Probate Marketing, Imposter Syndrome, and Community Banks | Episode 93 of Estate Professional Mastermind Podcast
Attorneys want to present to my real estate audience
Facebook Pages vs. Groups for probate real estate (Facebook Marketing)
Subcontractors - Should they be bonded and insured? (Vendor Team)
Certified Residential Specialist - CRS Probate Certification Class
EstateExec success story for estate management
Probate Website or Community? (Probate Marketing Tips)
How many times should you call the same seller leads? (Probate Cold Calling)
Proven Probate Voicemail Scripts (Probate Prospecting)
Mailing budgets for large markets (Probate Direct Mail)
Dealing with imposter syndrome as a new probate agent

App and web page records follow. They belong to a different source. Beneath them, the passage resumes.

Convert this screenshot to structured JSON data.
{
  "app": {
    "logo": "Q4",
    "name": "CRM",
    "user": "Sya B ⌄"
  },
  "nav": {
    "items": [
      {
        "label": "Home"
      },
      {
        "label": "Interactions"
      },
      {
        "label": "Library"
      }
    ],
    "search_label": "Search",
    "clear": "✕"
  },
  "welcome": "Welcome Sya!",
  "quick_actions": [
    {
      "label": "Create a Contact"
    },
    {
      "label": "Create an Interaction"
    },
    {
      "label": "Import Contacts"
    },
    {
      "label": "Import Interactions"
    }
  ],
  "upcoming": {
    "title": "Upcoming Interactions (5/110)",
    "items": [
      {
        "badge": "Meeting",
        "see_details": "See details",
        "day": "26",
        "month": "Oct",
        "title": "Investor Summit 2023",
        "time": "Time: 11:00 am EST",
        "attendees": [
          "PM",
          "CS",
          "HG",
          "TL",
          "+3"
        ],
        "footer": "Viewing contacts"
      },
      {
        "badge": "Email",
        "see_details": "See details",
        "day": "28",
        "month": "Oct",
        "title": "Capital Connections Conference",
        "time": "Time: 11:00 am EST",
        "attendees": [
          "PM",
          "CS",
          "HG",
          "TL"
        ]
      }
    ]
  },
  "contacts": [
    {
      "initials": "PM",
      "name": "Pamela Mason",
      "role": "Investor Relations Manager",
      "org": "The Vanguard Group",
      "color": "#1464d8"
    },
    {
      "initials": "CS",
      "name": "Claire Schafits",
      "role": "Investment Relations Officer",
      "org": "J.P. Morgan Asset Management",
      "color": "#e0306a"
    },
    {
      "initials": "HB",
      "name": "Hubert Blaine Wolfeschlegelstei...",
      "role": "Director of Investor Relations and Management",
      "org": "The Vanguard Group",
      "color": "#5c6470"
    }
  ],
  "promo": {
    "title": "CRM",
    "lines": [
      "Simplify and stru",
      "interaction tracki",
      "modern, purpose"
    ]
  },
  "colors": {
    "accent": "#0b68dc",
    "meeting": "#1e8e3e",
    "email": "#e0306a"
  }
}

Using community banks to buy probate properties (Probate Investing)